Total Federal Funds: $10,000 Total Non-Federal Funds: $20,372
Principal Investigators: Kelly Cobourn

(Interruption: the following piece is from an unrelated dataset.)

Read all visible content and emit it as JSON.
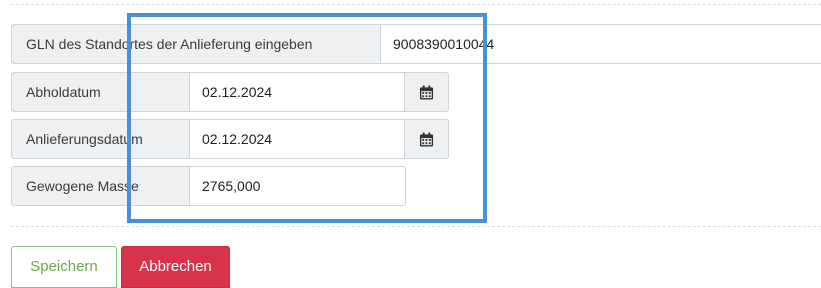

Abstract: A key feature of hydrologically connected surface and groundwater systems is two-way exchange between the systems. In a recent article, Taylor, Contor, and Hamilton (2010) explain the way in which that exchange depends upon human decisions concerning water use. In the surface-to-groundwater direction, the management of irrigation water heavily influences the rate of seepage and groundwater recharge. In addition, the use of groundwater influences the water table, determining the rate of seepage from surface to groundwater systems. In the groundwater-to-surface water direction, groundwater pumping and aquifer draw-down influence the rate of discharge via springs or seeps. The nature of the feedback between surface and groundwater systems, while understood by hydrologists, has received little attention in the economic literature. The objective of this project is to examine the way in which the hydrologic feedback loop between surface and groundwater systems affects irrigator decisions and the implications in terms of the economic benefits (or costs) of jointly managing the two systems. To accomplish this broad objective, the proposal involves three intermediate objectives. The first is to specify a baseline model of the linked surface-groundwater system that will be used as the foundation for an economic model of irrigator behavior. To do so, the project will examine the qualitative characteristics of the feedback loop between surface and groundwater systems, including recharge, discharge, and the relationship between the water table and the rate of recharge. The second intermediate objective is to build upon the biophysical framework to create a model of irrigator behavior that reflects withdrawal and irrigation decisions by both surface and groundwater users. The third intermediate objective is to determine the water use decisions made by irrigators under the status quo and under conjunctive management. The economic outcomes under different policy scenarios will be compared to quantify the benefits or costs of conjunctively managing connected surface and groundwater systems. Because of the inherently dynamic nature of the hydraulic exchange between surface and sub-surface systems, the project will employ an optimal control modeling approach. As a first stage, the model will approach the problem from a system-wide perspective, treating surface and groundwater users as aggregate groups that choose how much and when to withdraw water for irrigation, given the current state of irrigation technology. A second stage disaggregate modeling approach will reflect the spatial dynamics of the feedback between surface and groundwater systems. Specifically, the model will differentiate the way in which the relative location of surface and groundwater withdrawals and irrigation applications affects the timing of recharge and discharge. This modeling effort contributes significantly by addressing a policy issue of immediate importance within Idaho and by contributing to a gap in the economic literature. The proposed model is inspired by and reflects key features of the conjunctive management problem facing irrigators in the Eastern Snake Plain. It will provide insight into the potential magnitude of the economic implications of alternative water management policies. This is particularly salient in Idaho given the recent stresses on water resources and anticipated shortages in the future due to changing climatic factors. With respect to the economic literature, the feedback between surface and groundwater systems has yet to receive rigorous attention. Further, the second-stage spatial-dynamic model of irrigator behavior is at the methodological forefront of the field of applied economics (Smith, Sanchirico, and Wilen 2009). This project leverages existing research funded by the Idaho EPSCoR award EPS-0814387.